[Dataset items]
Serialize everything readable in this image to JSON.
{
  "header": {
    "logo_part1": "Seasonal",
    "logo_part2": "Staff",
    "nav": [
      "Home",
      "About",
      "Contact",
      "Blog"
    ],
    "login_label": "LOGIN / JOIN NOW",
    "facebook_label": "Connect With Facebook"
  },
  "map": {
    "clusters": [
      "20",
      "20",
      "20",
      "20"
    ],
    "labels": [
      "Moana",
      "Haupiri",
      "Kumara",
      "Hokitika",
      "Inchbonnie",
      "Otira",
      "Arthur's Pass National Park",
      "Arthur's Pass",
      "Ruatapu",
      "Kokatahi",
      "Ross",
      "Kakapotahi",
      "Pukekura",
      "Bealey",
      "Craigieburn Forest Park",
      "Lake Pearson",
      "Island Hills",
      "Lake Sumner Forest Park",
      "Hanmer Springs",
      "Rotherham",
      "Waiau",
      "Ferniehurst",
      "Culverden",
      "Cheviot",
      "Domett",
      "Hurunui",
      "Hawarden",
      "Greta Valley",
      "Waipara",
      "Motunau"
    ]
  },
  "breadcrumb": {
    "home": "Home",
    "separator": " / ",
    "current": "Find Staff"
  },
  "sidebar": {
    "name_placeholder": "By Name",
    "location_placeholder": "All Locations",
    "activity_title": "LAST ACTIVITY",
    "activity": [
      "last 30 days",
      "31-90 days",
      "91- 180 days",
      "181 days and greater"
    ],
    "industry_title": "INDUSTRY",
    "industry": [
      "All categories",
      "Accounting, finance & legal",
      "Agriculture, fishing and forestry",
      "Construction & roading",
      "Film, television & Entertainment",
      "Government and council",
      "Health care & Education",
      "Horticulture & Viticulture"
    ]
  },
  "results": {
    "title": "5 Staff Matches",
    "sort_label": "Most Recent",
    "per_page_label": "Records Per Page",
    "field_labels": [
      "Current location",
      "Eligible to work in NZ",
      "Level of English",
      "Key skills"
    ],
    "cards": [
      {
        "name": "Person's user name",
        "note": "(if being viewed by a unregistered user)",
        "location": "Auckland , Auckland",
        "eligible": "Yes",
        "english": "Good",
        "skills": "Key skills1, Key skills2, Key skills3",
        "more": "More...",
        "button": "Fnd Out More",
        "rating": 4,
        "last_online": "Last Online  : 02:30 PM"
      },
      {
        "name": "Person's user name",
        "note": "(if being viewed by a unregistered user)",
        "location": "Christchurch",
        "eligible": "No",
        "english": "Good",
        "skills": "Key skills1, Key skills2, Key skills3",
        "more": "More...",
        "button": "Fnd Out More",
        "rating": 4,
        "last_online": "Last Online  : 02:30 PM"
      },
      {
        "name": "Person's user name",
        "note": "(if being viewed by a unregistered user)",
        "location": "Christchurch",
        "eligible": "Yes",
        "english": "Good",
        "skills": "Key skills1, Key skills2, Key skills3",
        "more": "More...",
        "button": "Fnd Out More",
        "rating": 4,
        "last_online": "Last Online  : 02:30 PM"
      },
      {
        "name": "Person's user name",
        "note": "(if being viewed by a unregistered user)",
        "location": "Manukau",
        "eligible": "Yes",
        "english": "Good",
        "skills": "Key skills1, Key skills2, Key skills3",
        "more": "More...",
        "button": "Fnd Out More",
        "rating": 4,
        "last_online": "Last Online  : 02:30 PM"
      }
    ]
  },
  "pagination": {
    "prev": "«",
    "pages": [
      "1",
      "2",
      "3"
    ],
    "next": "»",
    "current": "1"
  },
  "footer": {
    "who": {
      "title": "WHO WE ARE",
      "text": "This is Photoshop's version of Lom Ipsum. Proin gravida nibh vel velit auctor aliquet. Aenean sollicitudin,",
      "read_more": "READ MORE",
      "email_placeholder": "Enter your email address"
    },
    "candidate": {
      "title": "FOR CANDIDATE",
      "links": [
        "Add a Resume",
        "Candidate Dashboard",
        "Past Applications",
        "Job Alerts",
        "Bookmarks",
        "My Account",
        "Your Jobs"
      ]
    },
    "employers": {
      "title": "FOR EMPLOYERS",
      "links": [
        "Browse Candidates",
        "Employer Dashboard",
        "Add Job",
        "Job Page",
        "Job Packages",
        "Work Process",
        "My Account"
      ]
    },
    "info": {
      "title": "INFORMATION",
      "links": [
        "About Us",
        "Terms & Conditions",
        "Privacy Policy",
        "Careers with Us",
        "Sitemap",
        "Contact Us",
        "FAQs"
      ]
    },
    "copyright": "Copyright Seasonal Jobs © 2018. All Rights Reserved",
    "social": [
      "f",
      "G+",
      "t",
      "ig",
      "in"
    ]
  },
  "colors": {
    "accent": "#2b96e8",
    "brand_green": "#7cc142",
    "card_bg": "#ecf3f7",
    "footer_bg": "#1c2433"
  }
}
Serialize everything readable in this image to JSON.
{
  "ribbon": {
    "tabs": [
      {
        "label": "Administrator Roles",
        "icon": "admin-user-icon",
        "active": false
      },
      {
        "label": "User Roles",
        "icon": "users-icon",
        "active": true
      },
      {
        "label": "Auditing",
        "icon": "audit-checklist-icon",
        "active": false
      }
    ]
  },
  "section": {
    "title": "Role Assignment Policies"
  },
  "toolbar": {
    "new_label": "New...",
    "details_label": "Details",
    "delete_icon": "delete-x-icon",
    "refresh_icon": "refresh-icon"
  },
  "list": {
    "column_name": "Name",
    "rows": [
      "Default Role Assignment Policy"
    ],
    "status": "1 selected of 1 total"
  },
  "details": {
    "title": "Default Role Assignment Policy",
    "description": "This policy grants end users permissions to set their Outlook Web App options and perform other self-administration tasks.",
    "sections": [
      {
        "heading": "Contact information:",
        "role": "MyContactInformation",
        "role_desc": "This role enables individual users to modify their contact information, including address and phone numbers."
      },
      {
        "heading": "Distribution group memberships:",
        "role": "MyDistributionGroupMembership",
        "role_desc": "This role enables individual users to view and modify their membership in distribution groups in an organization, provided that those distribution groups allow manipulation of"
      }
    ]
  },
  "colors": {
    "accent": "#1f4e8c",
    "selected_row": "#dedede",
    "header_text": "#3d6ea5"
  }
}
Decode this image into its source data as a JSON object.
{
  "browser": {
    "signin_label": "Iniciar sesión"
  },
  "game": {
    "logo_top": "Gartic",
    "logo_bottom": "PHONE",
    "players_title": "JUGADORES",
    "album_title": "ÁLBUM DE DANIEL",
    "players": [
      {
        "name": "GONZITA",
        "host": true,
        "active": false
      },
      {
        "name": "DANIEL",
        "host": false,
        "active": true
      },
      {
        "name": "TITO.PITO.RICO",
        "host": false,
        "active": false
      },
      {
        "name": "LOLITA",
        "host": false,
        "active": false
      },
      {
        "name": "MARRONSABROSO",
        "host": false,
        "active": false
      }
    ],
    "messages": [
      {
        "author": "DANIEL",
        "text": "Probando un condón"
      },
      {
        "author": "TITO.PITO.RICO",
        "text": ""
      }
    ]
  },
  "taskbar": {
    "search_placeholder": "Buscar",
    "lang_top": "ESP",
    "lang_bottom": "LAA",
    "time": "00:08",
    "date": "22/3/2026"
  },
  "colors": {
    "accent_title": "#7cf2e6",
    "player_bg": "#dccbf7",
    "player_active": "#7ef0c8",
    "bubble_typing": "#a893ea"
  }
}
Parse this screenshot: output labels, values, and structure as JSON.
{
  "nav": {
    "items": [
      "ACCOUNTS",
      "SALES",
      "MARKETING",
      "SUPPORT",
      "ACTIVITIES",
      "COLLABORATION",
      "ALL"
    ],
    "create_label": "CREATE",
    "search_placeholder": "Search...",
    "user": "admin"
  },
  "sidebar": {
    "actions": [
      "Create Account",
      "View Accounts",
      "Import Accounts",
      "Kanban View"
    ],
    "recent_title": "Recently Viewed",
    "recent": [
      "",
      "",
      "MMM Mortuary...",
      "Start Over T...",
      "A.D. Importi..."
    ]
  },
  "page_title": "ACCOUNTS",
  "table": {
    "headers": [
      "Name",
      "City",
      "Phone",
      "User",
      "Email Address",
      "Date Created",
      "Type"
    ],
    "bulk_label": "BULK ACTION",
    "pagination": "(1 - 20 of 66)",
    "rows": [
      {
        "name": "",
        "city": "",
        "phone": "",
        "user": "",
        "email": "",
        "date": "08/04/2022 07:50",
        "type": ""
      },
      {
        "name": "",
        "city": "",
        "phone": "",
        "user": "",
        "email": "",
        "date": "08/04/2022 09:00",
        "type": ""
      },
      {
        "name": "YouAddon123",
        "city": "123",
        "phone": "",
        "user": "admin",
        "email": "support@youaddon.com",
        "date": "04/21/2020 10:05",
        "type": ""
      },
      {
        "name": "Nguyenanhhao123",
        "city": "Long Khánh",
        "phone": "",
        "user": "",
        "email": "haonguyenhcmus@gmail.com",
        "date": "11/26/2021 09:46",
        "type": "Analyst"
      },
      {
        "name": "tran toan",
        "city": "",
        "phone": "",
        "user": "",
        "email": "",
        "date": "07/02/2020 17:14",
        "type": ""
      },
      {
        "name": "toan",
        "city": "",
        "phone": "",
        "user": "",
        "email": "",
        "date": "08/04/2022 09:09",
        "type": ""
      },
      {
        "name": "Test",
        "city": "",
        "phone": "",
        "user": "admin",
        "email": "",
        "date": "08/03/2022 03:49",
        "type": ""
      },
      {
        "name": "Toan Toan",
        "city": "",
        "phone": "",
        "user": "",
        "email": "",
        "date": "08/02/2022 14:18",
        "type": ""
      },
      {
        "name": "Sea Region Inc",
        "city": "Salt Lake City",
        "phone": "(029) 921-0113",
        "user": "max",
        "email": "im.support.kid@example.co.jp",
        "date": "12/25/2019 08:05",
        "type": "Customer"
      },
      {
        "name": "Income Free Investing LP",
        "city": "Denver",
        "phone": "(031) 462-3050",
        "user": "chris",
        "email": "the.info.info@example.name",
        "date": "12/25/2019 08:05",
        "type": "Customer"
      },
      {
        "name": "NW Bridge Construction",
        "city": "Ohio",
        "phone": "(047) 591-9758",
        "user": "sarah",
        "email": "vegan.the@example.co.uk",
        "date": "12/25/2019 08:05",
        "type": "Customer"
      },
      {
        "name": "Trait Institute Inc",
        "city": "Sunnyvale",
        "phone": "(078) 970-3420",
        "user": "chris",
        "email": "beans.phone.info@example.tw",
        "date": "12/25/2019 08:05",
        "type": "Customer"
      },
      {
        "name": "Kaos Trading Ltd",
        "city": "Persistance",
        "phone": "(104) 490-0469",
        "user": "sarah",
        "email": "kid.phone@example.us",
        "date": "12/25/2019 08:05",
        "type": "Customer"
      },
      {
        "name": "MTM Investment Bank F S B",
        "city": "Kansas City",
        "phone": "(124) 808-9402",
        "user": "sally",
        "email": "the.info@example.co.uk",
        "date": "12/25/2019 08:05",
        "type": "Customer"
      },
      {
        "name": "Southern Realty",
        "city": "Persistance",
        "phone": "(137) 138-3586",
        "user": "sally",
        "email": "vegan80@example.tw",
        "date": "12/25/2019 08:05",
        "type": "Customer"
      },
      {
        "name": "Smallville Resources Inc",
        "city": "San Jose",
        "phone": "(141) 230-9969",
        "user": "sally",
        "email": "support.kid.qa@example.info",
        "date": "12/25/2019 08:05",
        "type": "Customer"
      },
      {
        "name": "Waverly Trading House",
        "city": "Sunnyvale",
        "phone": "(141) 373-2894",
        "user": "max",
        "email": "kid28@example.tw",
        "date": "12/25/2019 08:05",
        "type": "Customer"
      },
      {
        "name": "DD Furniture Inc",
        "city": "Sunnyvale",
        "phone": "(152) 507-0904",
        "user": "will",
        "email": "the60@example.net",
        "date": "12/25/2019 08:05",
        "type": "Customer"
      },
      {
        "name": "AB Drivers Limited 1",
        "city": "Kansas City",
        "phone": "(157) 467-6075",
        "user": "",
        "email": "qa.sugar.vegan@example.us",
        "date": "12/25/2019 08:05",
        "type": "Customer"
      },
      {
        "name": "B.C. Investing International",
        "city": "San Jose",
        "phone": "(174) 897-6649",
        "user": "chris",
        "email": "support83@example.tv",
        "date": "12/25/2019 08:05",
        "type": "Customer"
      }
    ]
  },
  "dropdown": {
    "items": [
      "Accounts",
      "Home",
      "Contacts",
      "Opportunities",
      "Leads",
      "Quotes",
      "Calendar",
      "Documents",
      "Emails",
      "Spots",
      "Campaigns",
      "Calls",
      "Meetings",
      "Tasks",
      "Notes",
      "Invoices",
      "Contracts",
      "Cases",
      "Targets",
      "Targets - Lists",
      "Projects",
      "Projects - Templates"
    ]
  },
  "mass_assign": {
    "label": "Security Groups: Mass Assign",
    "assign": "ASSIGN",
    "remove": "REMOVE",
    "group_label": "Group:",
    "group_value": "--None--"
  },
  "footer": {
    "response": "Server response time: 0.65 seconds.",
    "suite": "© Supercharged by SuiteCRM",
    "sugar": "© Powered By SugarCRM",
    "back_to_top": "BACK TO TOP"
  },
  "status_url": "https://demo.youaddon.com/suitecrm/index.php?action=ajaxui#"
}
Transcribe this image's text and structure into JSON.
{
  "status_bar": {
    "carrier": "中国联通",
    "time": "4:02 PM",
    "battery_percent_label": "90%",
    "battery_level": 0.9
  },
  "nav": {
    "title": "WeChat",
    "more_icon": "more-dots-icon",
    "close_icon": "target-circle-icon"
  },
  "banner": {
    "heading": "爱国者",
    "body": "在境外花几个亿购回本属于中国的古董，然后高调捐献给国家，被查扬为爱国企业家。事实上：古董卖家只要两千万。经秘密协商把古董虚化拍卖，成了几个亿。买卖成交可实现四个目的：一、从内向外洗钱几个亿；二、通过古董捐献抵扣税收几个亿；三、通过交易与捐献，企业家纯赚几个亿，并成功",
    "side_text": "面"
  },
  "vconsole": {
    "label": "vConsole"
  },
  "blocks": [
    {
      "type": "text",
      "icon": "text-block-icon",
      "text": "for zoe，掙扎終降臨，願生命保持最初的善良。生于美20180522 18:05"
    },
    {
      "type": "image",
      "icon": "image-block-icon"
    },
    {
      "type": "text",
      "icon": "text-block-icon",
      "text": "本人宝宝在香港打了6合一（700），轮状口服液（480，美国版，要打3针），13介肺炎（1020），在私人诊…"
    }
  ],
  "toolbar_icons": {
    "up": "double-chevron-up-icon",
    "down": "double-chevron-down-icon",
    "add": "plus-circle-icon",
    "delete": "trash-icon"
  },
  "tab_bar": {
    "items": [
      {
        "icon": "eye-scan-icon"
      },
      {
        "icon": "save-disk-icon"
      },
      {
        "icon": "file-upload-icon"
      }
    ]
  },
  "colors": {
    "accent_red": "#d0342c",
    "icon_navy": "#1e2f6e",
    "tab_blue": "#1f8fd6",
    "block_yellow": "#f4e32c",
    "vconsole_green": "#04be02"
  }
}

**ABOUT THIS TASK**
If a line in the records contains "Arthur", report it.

**RESPONSE FOR THIS EXERCISE**
      "Arthur's Pass National Park",
      "Arthur's Pass",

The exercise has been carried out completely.